= Exercise details =
If a line in the data holds the string "Mondays", list it.

[Items from an interface collection]
━━━━━━━━━━━━━━━━

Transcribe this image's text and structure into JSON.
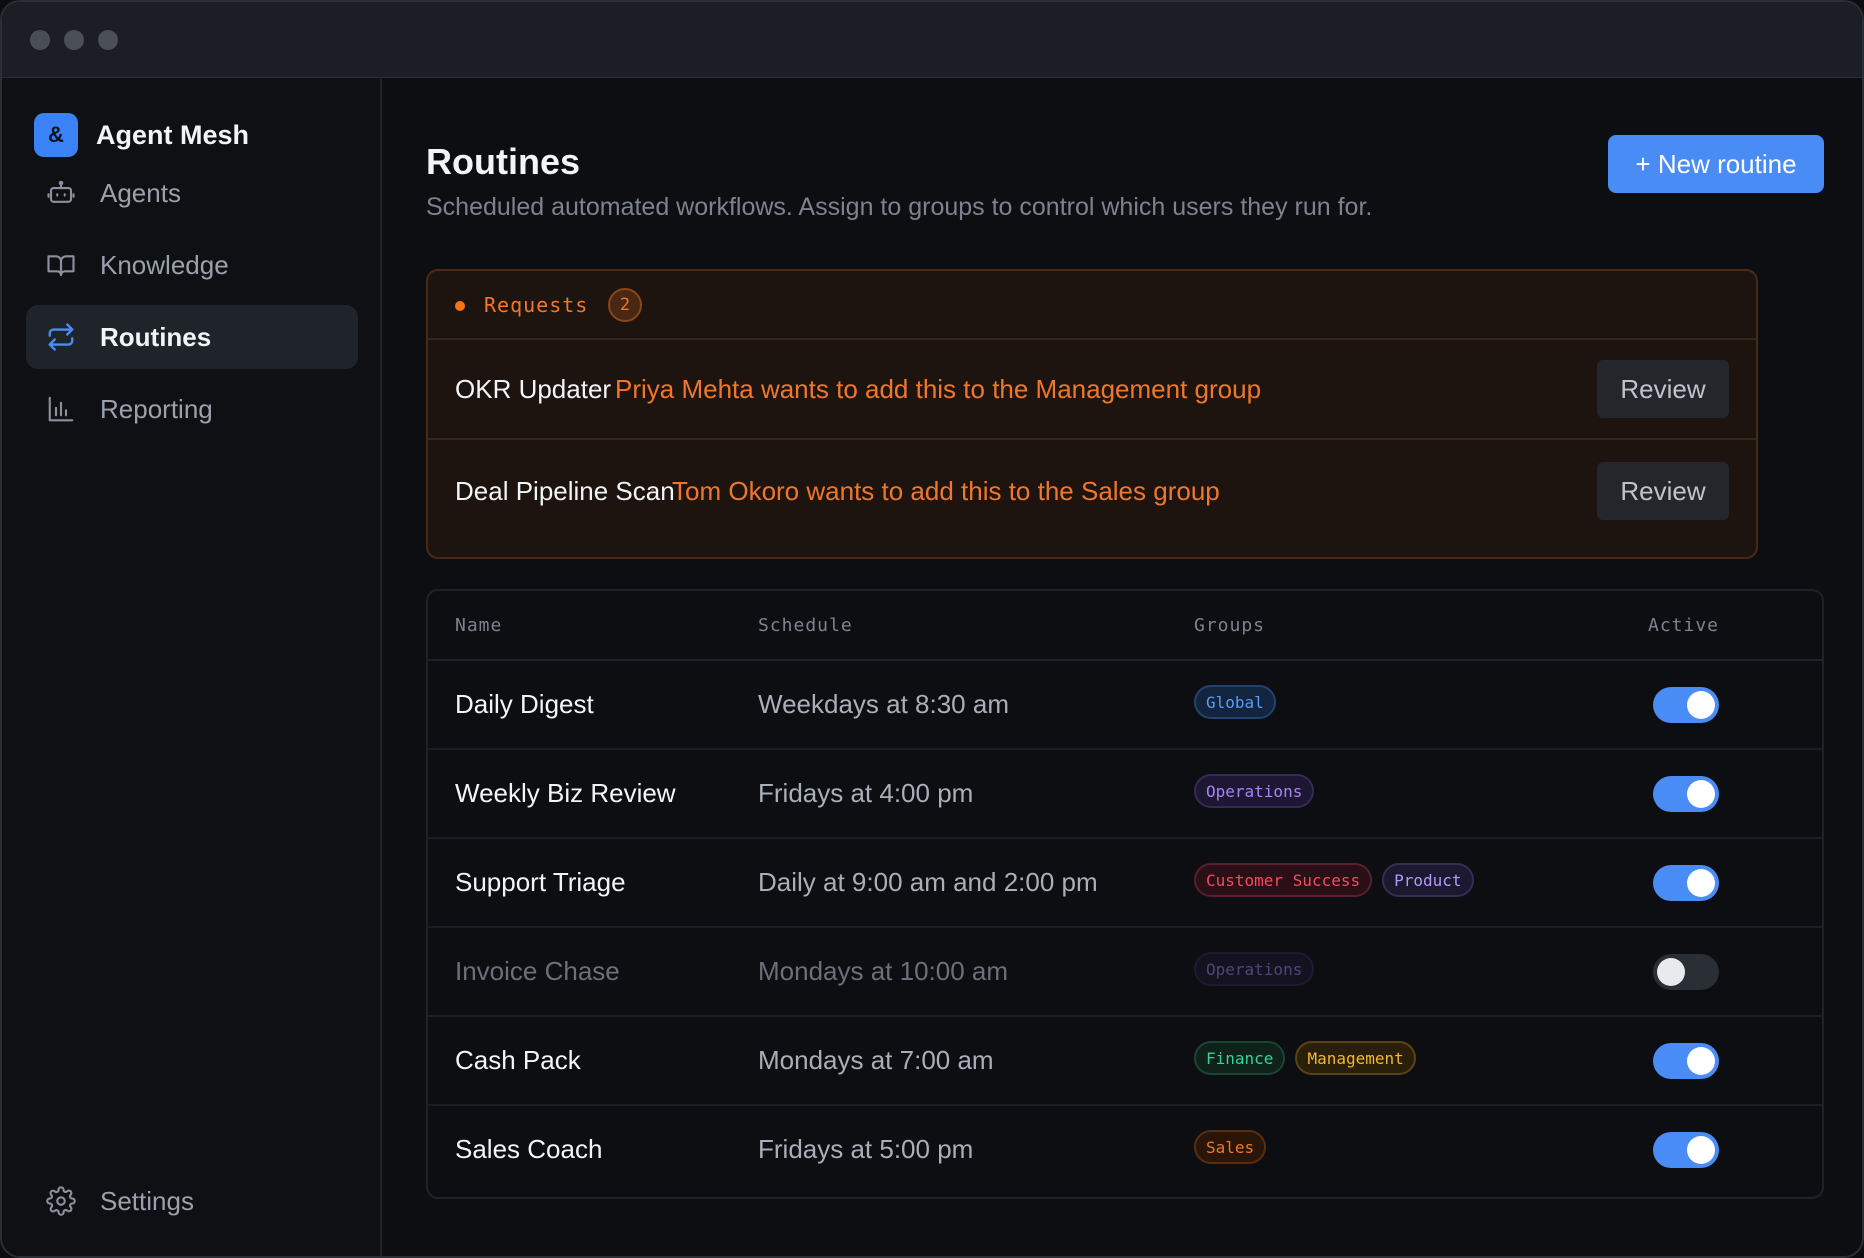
{
  "sidebar": {
    "brand": {
      "logo": "&",
      "name": "Agent Mesh"
    },
    "items": [
      {
        "label": "Agents",
        "icon": "robot-icon",
        "active": false
      },
      {
        "label": "Knowledge",
        "icon": "book-icon",
        "active": false
      },
      {
        "label": "Routines",
        "icon": "repeat-icon",
        "active": true
      },
      {
        "label": "Reporting",
        "icon": "bar-chart-icon",
        "active": false
      }
    ],
    "settings": {
      "label": "Settings",
      "icon": "gear-icon"
    }
  },
  "header": {
    "title": "Routines",
    "subtitle": "Scheduled automated workflows. Assign to groups to control which users they run for.",
    "new_button": "+ New routine"
  },
  "requests": {
    "title": "Requests",
    "count": "2",
    "items": [
      {
        "name": "OKR Updater",
        "separator": "·",
        "message": "Priya Mehta wants to add this to the Management group",
        "action": "Review"
      },
      {
        "name": "Deal Pipeline Scan",
        "separator": "·",
        "message": "Tom Okoro wants to add this to the Sales group",
        "action": "Review"
      }
    ]
  },
  "table": {
    "columns": [
      "Name",
      "Schedule",
      "Groups",
      "Active"
    ],
    "rows": [
      {
        "name": "Daily Digest",
        "schedule": "Weekdays at 8:30 am",
        "groups": [
          "Global"
        ],
        "active": true
      },
      {
        "name": "Weekly Biz Review",
        "schedule": "Fridays at 4:00 pm",
        "groups": [
          "Operations"
        ],
        "active": true
      },
      {
        "name": "Support Triage",
        "schedule": "Daily at 9:00 am and 2:00 pm",
        "groups": [
          "Customer Success",
          "Product"
        ],
        "active": true
      },
      {
        "name": "Invoice Chase",
        "schedule": "Mondays at 10:00 am",
        "groups": [
          "Operations"
        ],
        "active": false
      },
      {
        "name": "Cash Pack",
        "schedule": "Mondays at 7:00 am",
        "groups": [
          "Finance",
          "Management"
        ],
        "active": true
      },
      {
        "name": "Sales Coach",
        "schedule": "Fridays at 5:00 pm",
        "groups": [
          "Sales"
        ],
        "active": true
      }
    ]
  },
  "colors": {
    "accent": "#4a8cf5",
    "request": "#f0772a",
    "background": "#0c0e12"
  }
}
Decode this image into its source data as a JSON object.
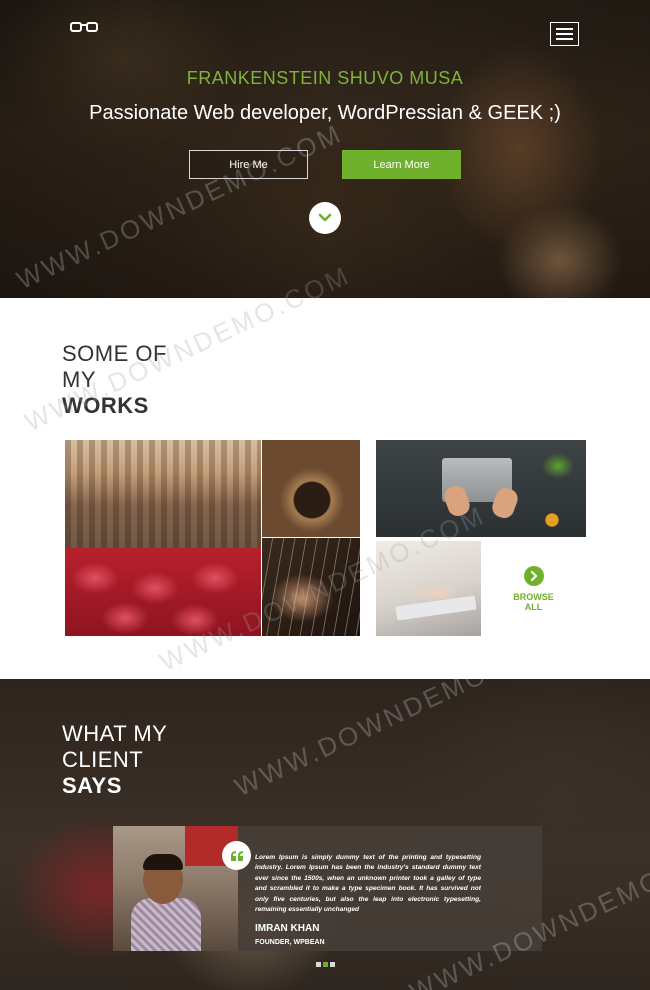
{
  "hero": {
    "logo_icon": "glasses-icon",
    "menu_icon": "hamburger-icon",
    "name": "FRANKENSTEIN SHUVO MUSA",
    "tagline": "Passionate Web developer, WordPressian & GEEK ;)",
    "buttons": {
      "hire": "Hire Me",
      "learn": "Learn More"
    },
    "scroll_icon": "chevron-down-icon"
  },
  "works": {
    "title_line1": "SOME OF",
    "title_line2": "MY",
    "title_line3": "WORKS",
    "browse_icon": "arrow-right-circle-icon",
    "browse_line1": "BROWSE",
    "browse_line2": "ALL"
  },
  "clients": {
    "title_line1": "WHAT MY",
    "title_line2": "CLIENT",
    "title_line3": "SAYS",
    "quote_icon": "quote-icon",
    "quote": "Lorem Ipsum is simply dummy text of the printing and typesetting industry. Lorem Ipsum has been the industry's standard dummy text ever since the 1500s, when an unknown printer took a galley of type and scrambled it to make a type specimen book. It has survived not only five centuries, but also the leap into electronic typesetting, remaining essentially unchanged",
    "name": "IMRAN KHAN",
    "role": "FOUNDER, WPBEAN",
    "active_slide": 2,
    "slide_count": 3
  },
  "watermark": "WWW.DOWNDEMO.COM",
  "colors": {
    "accent": "#6fb02c",
    "name_green": "#7fb33a"
  }
}
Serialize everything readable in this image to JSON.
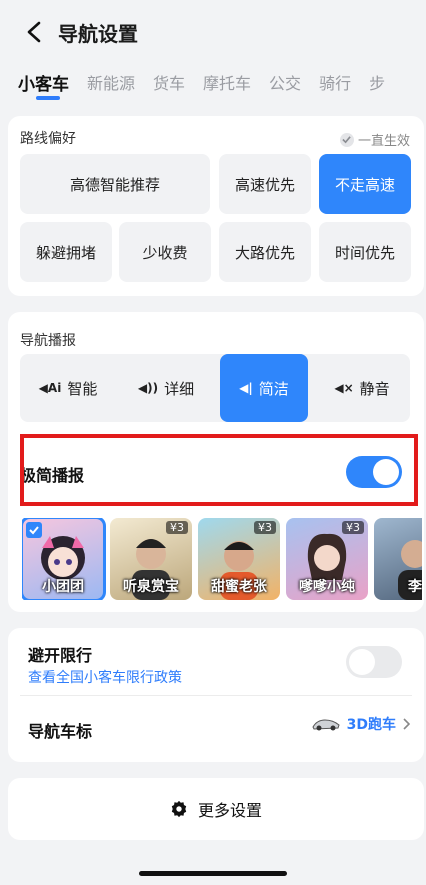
{
  "header": {
    "title": "导航设置"
  },
  "tabs": [
    "小客车",
    "新能源",
    "货车",
    "摩托车",
    "公交",
    "骑行",
    "步"
  ],
  "route": {
    "title": "路线偏好",
    "hint": "一直生效",
    "options": [
      "高德智能推荐",
      "高速优先",
      "不走高速",
      "躲避拥堵",
      "少收费",
      "大路优先",
      "时间优先"
    ],
    "selected": "不走高速"
  },
  "broadcast": {
    "title": "导航播报",
    "options": [
      {
        "icon": "◀Ai",
        "label": "智能"
      },
      {
        "icon": "◀))",
        "label": "详细"
      },
      {
        "icon": "◀|",
        "label": "简洁"
      },
      {
        "icon": "◀×",
        "label": "静音"
      }
    ],
    "selected": "简洁",
    "minimal_label": "极简播报",
    "minimal_on": true
  },
  "voices": [
    {
      "name": "小团团",
      "price": "",
      "selected": true
    },
    {
      "name": "听泉赏宝",
      "price": "¥3",
      "selected": false
    },
    {
      "name": "甜蜜老张",
      "price": "¥3",
      "selected": false
    },
    {
      "name": "嗲嗲小纯",
      "price": "¥3",
      "selected": false
    },
    {
      "name": "李",
      "price": "",
      "selected": false
    }
  ],
  "restriction": {
    "title": "避开限行",
    "link": "查看全国小客车限行政策",
    "on": false
  },
  "car_icon": {
    "title": "导航车标",
    "value": "3D跑车"
  },
  "more": {
    "label": "更多设置"
  },
  "colors": {
    "accent": "#2f86fb",
    "highlight": "#e21b1b"
  }
}
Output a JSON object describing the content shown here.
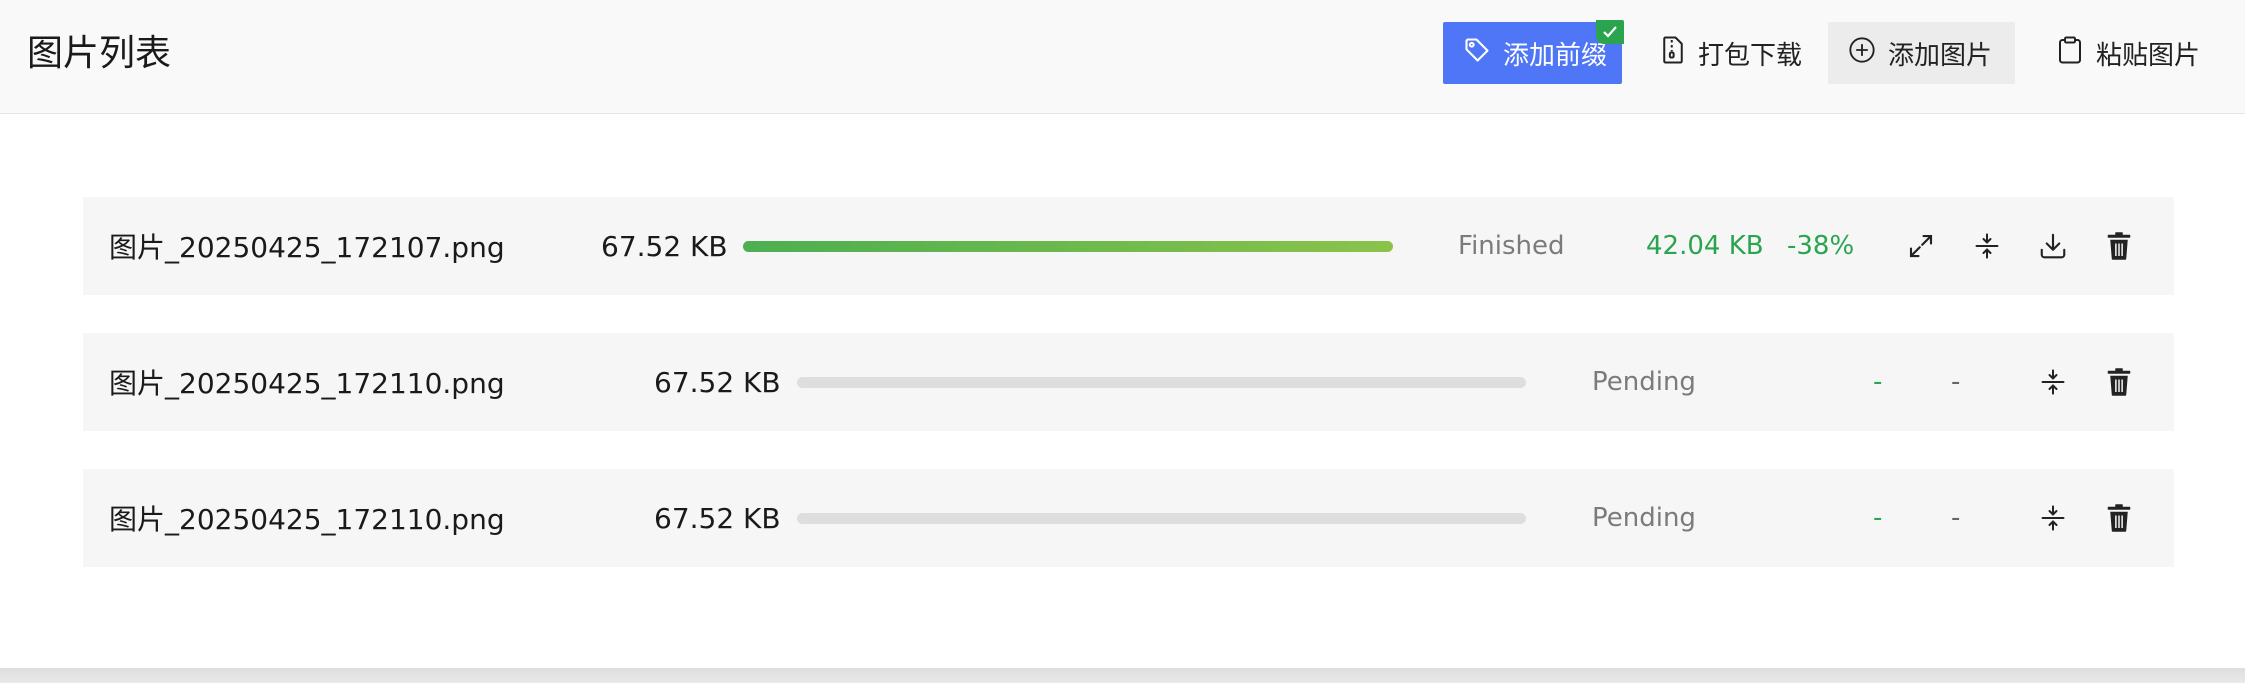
{
  "header": {
    "title": "图片列表",
    "buttons": {
      "add_prefix": "添加前缀",
      "zip_download": "打包下载",
      "add_image": "添加图片",
      "paste_image": "粘贴图片"
    },
    "add_prefix_active": true
  },
  "colors": {
    "accent": "#4f76f6",
    "success": "#2aa44f",
    "progress_start": "#4caf50",
    "progress_end": "#8bc34a"
  },
  "rows": [
    {
      "filename": "图片_20250425_172107.png",
      "size": "67.52 KB",
      "progress": 1.0,
      "status": "Finished",
      "compressed_size": "42.04 KB",
      "ratio": "-38%",
      "actions": [
        "expand-icon",
        "compress-icon",
        "download-icon",
        "trash-icon"
      ]
    },
    {
      "filename": "图片_20250425_172110.png",
      "size": "67.52 KB",
      "progress": 0.0,
      "status": "Pending",
      "compressed_size": "-",
      "ratio": "-",
      "actions": [
        "compress-icon",
        "trash-icon"
      ]
    },
    {
      "filename": "图片_20250425_172110.png",
      "size": "67.52 KB",
      "progress": 0.0,
      "status": "Pending",
      "compressed_size": "-",
      "ratio": "-",
      "actions": [
        "compress-icon",
        "trash-icon"
      ]
    }
  ]
}
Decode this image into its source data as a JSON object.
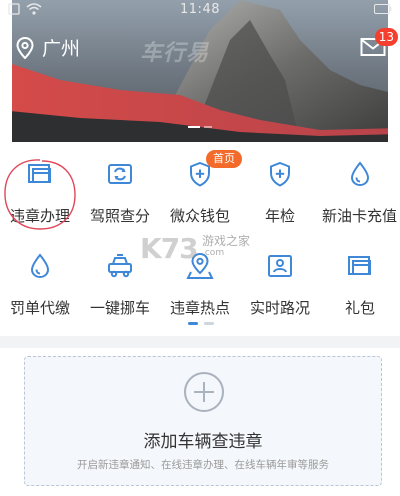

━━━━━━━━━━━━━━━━

= Result below =
        "schedule": "Mondays at 10:00 am",
        "schedule": "Mondays at 7:00 am",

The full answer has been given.